    One of the key ways I’ve seen top marketers ensure their business is linked to the message is by leading with a spokesperson/character who connects with the audience.

    I would never confuse Dave Thomas as being a McDonald’s guy just as I would never confuse Ronald McDonald for being the Wendy’s guy.

    I don’t even buy Progressive Insurance, nor do I watch TV, but if I happened to see a spot with her in it, I would know what company the ad was for.

    The same thing happened with the “Can you hear me now guy?” who is forever linked with Verizon.

    And when it comes to information marketers, it has always seemed to me that when a person, more likely than not the owner, leads the charge, the brand is vastly more memorable.

    Especially when they communicate frequently to their audience often in written or video form.

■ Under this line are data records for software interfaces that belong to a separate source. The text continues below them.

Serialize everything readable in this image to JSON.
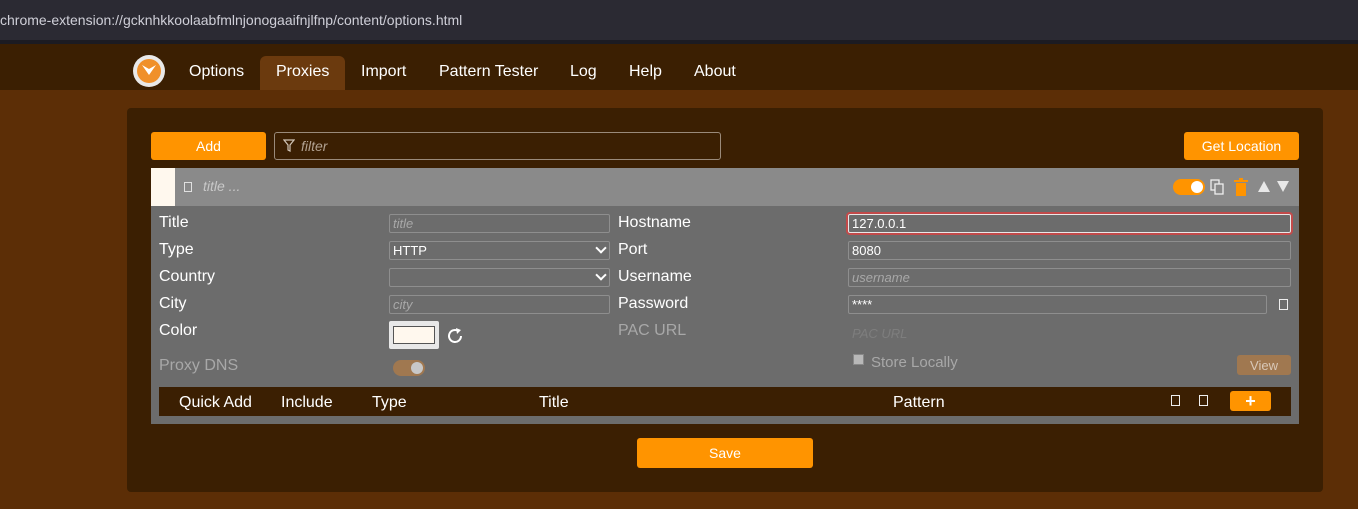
{
  "browser": {
    "url": "chrome-extension://gcknhkkoolaabfmlnjonogaaifnjlfnp/content/options.html"
  },
  "nav": {
    "items": [
      {
        "label": "Options"
      },
      {
        "label": "Proxies"
      },
      {
        "label": "Import"
      },
      {
        "label": "Pattern Tester"
      },
      {
        "label": "Log"
      },
      {
        "label": "Help"
      },
      {
        "label": "About"
      }
    ],
    "active": "Proxies"
  },
  "toolbar": {
    "add_label": "Add",
    "filter_placeholder": "filter",
    "get_location_label": "Get Location"
  },
  "proxy": {
    "header_title_placeholder": "title ...",
    "enabled": true,
    "fields": {
      "title": {
        "label": "Title",
        "placeholder": "title"
      },
      "type": {
        "label": "Type",
        "value": "HTTP"
      },
      "country": {
        "label": "Country",
        "value": ""
      },
      "city": {
        "label": "City",
        "placeholder": "city"
      },
      "color": {
        "label": "Color",
        "value": "#fff8ee"
      },
      "proxy_dns": {
        "label": "Proxy DNS"
      },
      "hostname": {
        "label": "Hostname",
        "value": "127.0.0.1"
      },
      "port": {
        "label": "Port",
        "value": "8080"
      },
      "username": {
        "label": "Username",
        "placeholder": "username"
      },
      "password": {
        "label": "Password",
        "value": "****"
      },
      "pac_url": {
        "label": "PAC URL",
        "placeholder": "PAC URL"
      },
      "store_locally": {
        "label": "Store Locally"
      },
      "view_label": "View"
    }
  },
  "patterns": {
    "columns": [
      "Quick Add",
      "Include",
      "Type",
      "Title",
      "Pattern"
    ],
    "add_label": "+"
  },
  "save_label": "Save",
  "colors": {
    "accent": "#ff9400",
    "background": "#5c2e06",
    "panel": "#3b1f02"
  }
}
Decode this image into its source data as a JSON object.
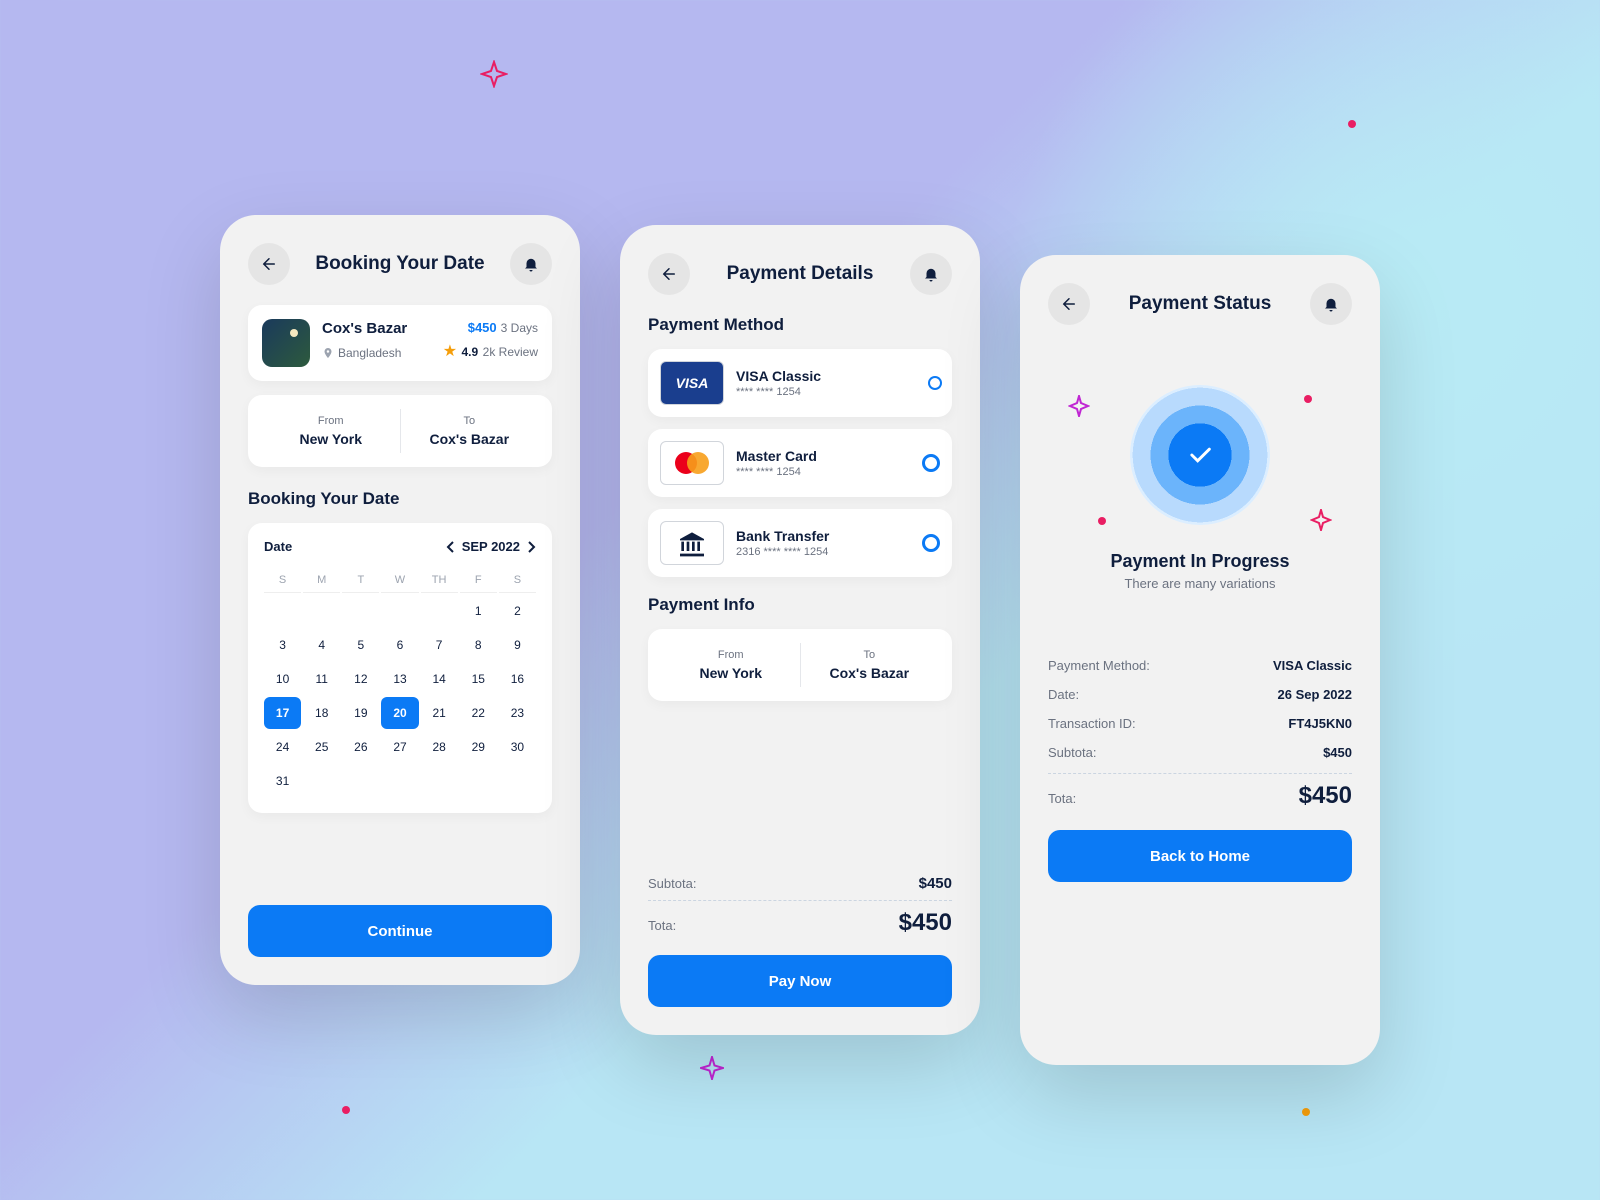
{
  "phone1": {
    "title": "Booking Your Date",
    "destination": {
      "name": "Cox's Bazar",
      "location": "Bangladesh",
      "price": "$450",
      "duration": "3 Days",
      "rating": "4.9",
      "reviews": "2k Review"
    },
    "route": {
      "from_label": "From",
      "from_value": "New York",
      "to_label": "To",
      "to_value": "Cox's Bazar"
    },
    "section": "Booking Your Date",
    "calendar": {
      "date_label": "Date",
      "month": "SEP 2022",
      "dows": [
        "S",
        "M",
        "T",
        "W",
        "TH",
        "F",
        "S"
      ],
      "days": [
        "",
        "",
        "",
        "",
        "",
        "1",
        "2",
        "3",
        "4",
        "5",
        "6",
        "7",
        "8",
        "9",
        "10",
        "11",
        "12",
        "13",
        "14",
        "15",
        "16",
        "17",
        "18",
        "19",
        "20",
        "21",
        "22",
        "23",
        "24",
        "25",
        "26",
        "27",
        "28",
        "29",
        "30",
        "31"
      ],
      "selected": [
        17,
        20
      ]
    },
    "cta": "Continue"
  },
  "phone2": {
    "title": "Payment Details",
    "method_title": "Payment Method",
    "methods": [
      {
        "name": "VISA Classic",
        "num": "**** **** 1254",
        "type": "visa",
        "checked": true
      },
      {
        "name": "Master Card",
        "num": "**** **** 1254",
        "type": "mc",
        "checked": false
      },
      {
        "name": "Bank Transfer",
        "num": "2316 **** **** 1254",
        "type": "bank",
        "checked": false
      }
    ],
    "info_title": "Payment Info",
    "route": {
      "from_label": "From",
      "from_value": "New York",
      "to_label": "To",
      "to_value": "Cox's Bazar"
    },
    "subtotal_label": "Subtota:",
    "subtotal": "$450",
    "total_label": "Tota:",
    "total": "$450",
    "cta": "Pay Now"
  },
  "phone3": {
    "title": "Payment Status",
    "status_title": "Payment In Progress",
    "status_sub": "There are many variations",
    "details": [
      {
        "label": "Payment Method:",
        "value": "VISA Classic"
      },
      {
        "label": "Date:",
        "value": "26 Sep 2022"
      },
      {
        "label": "Transaction ID:",
        "value": "FT4J5KN0"
      },
      {
        "label": "Subtota:",
        "value": "$450"
      }
    ],
    "total_label": "Tota:",
    "total": "$450",
    "cta": "Back to Home"
  }
}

    I would never confuse Frank Kern with Dan Kennedy. I would never confuse Jay Abraham with Brian Clark. I would never confuse Neil Patel with Eben Pagan.

    Why? Unique voices. Unique styles.

    Each of these guys have hauled in millions of dollars with their information products and their consulting services. All on the back of them being their own unique voice to their audience.

    Of course, having a spokesperson leading the charge is more risky because that person can be here today and gone tomorrow – unless of course, the character can never disappear as is the case with Ronald McDonald – but I believe that it is a risk worth investing in because the pay off can be huge – especially for the lean enterprise who needs to focus on being resourceful because resources are limited.

    Thank you Nigel for reminding me of the important branding lessons you have here that I can’t be reminded of too often. :)